=== ASSIGNED TASK ===
Using the data below, repeat all of it precisely.

START RECORDS SUPPLIED

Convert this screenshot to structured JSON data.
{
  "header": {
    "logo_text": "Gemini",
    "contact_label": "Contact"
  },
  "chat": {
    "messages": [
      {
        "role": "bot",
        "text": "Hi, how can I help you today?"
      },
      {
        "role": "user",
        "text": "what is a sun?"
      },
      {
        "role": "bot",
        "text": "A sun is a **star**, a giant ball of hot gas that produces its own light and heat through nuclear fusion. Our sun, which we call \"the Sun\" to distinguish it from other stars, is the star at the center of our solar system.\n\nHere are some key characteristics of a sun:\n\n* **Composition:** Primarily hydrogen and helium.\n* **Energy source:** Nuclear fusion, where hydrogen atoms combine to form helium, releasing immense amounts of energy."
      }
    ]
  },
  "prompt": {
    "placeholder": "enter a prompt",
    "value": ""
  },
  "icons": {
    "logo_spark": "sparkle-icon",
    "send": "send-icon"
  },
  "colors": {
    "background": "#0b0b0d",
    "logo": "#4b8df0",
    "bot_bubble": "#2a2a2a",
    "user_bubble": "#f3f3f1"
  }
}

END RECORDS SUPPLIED

=== ANSWER BOX ===
Convert this screenshot to structured JSON data.
{
  "header": {
    "logo_text": "Gemini",
    "contact_label": "Contact"
  },
  "chat": {
    "messages": [
      {
        "role": "bot",
        "text": "Hi, how can I help you today?"
      },
      {
        "role": "user",
        "text": "what is a sun?"
      },
      {
        "role": "bot",
        "text": "A sun is a **star**, a giant ball of hot gas that produces its own light and heat through nuclear fusion. Our sun, which we call \"the Sun\" to distinguish it from other stars, is the star at the center of our solar system.\n\nHere are some key characteristics of a sun:\n\n* **Composition:** Primarily hydrogen and helium.\n* **Energy source:** Nuclear fusion, where hydrogen atoms combine to form helium, releasing immense amounts of energy."
      }
    ]
  },
  "prompt": {
    "placeholder": "enter a prompt",
    "value": ""
  },
  "icons": {
    "logo_spark": "sparkle-icon",
    "send": "send-icon"
  },
  "colors": {
    "background": "#0b0b0d",
    "logo": "#4b8df0",
    "bot_bubble": "#2a2a2a",
    "user_bubble": "#f3f3f1"
  }
}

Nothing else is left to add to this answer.